_Directions_
Keep the wording of each record exactly the same when you repeat it, and leave out pictures.

_Entries provided_
# # #

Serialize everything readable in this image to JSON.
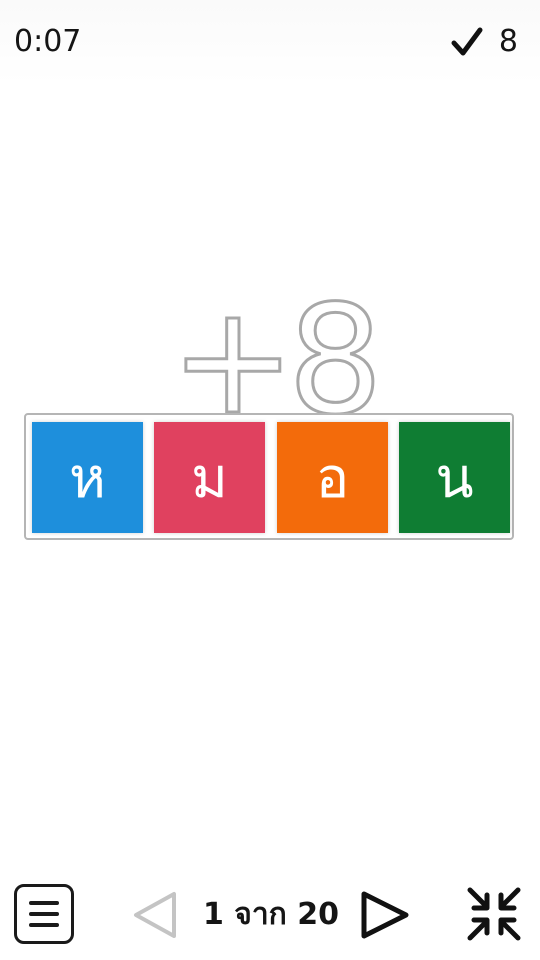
{
  "status": {
    "timer": "0:07",
    "score": "8"
  },
  "bonus": {
    "text": "+8"
  },
  "tiles": [
    {
      "letter": "ห",
      "color": "#1e8fdc"
    },
    {
      "letter": "ม",
      "color": "#e0415f"
    },
    {
      "letter": "อ",
      "color": "#f36b0b"
    },
    {
      "letter": "น",
      "color": "#0f7d33"
    }
  ],
  "navigation": {
    "page_label": "1 จาก 20"
  },
  "icons": {
    "menu": "hamburger-icon",
    "prev": "triangle-left-outline-icon",
    "next": "triangle-right-outline-icon",
    "shrink": "collapse-arrows-icon",
    "check": "checkmark-icon"
  }
}
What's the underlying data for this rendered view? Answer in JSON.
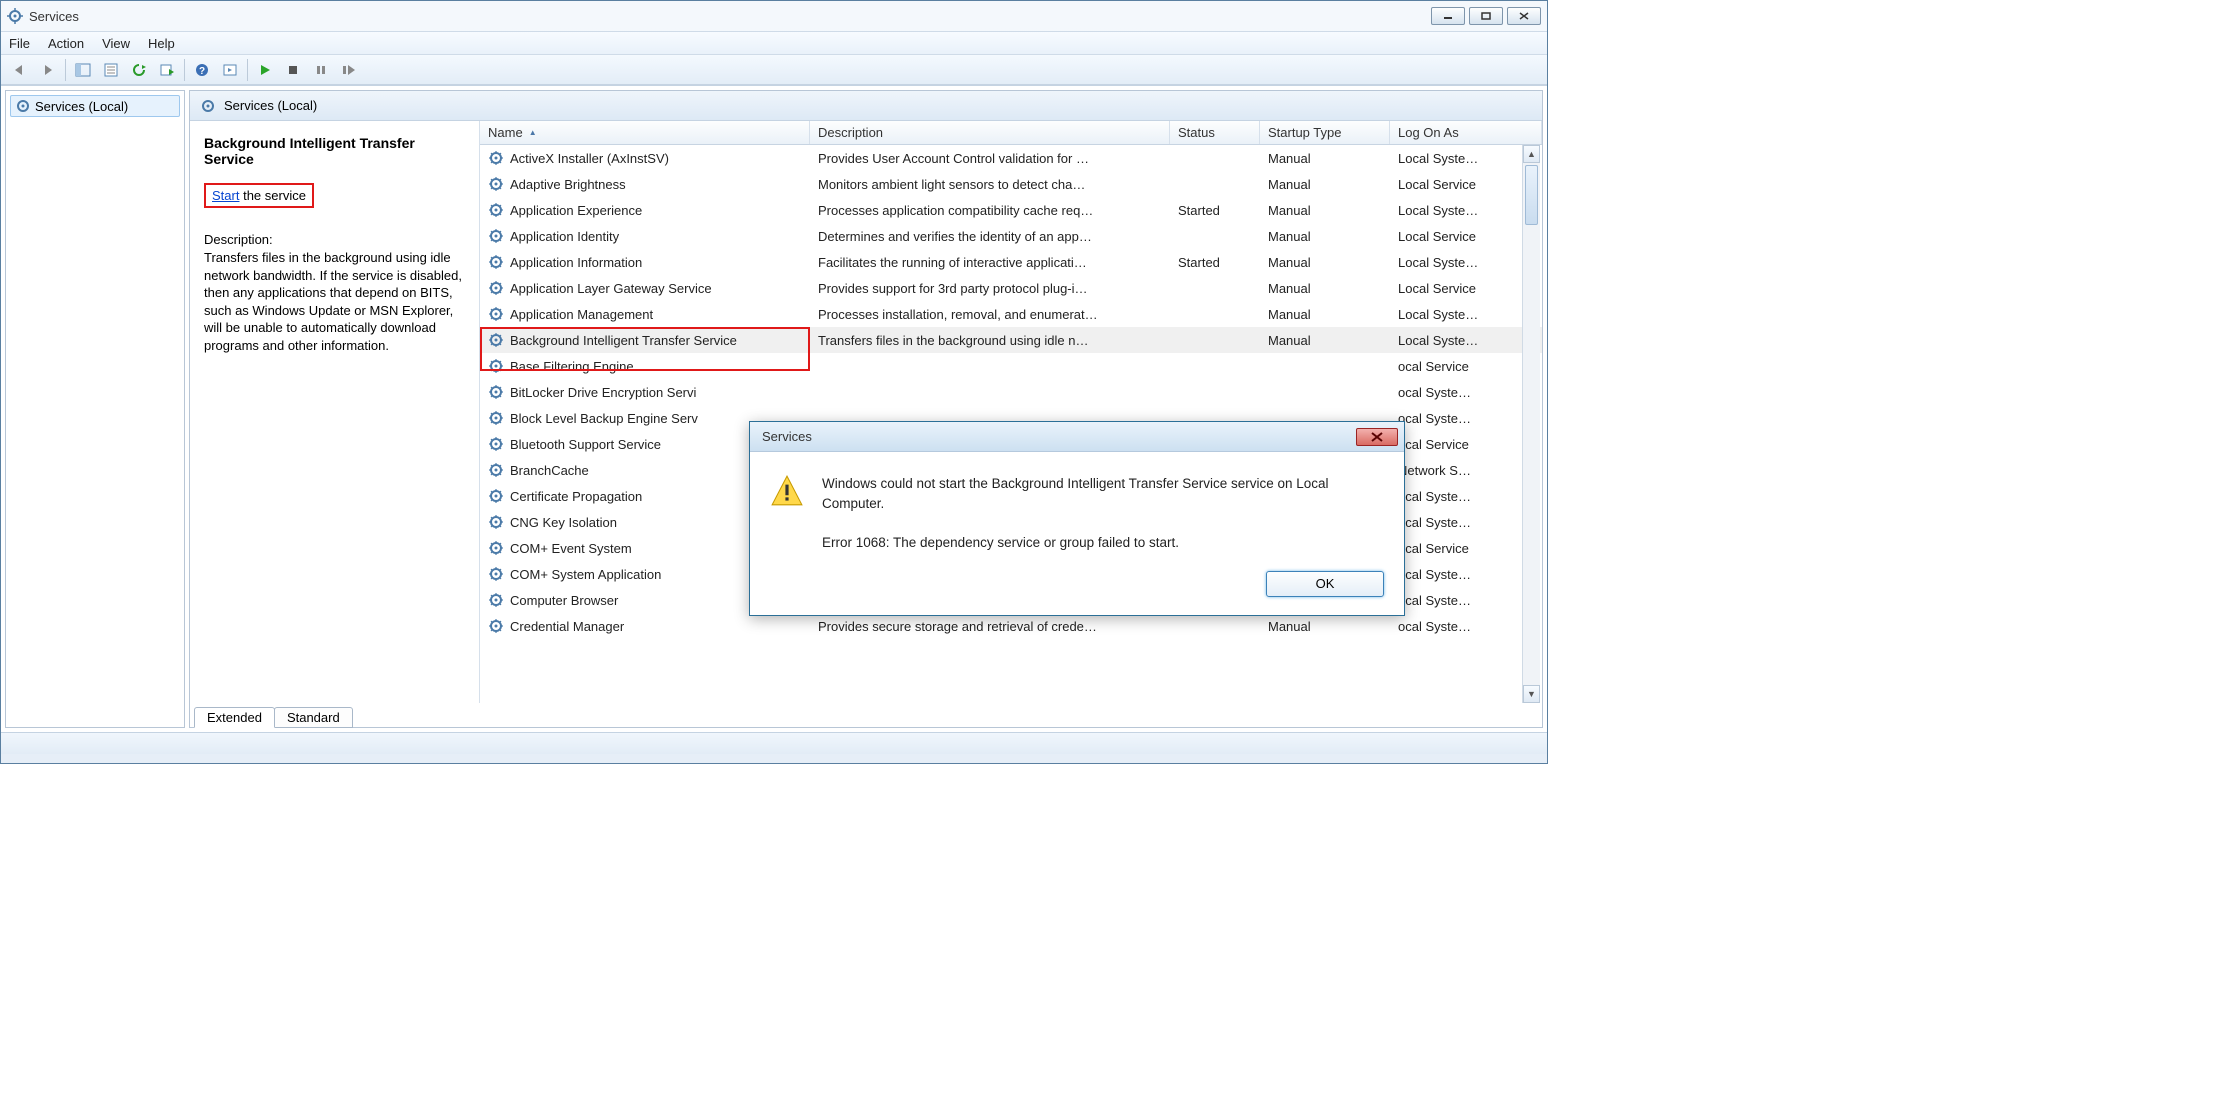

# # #

_Task answer_
Serialize everything readable in this image to JSON.
{
  "status": {
    "timer": "0:07",
    "score": "8"
  },
  "bonus": {
    "text": "+8"
  },
  "tiles": [
    {
      "letter": "ห",
      "color": "#1e8fdc"
    },
    {
      "letter": "ม",
      "color": "#e0415f"
    },
    {
      "letter": "อ",
      "color": "#f36b0b"
    },
    {
      "letter": "น",
      "color": "#0f7d33"
    }
  ],
  "navigation": {
    "page_label": "1 จาก 20"
  },
  "icons": {
    "menu": "hamburger-icon",
    "prev": "triangle-left-outline-icon",
    "next": "triangle-right-outline-icon",
    "shrink": "collapse-arrows-icon",
    "check": "checkmark-icon"
  }
}
What's the underlying data for this rendered view? Answer in JSON.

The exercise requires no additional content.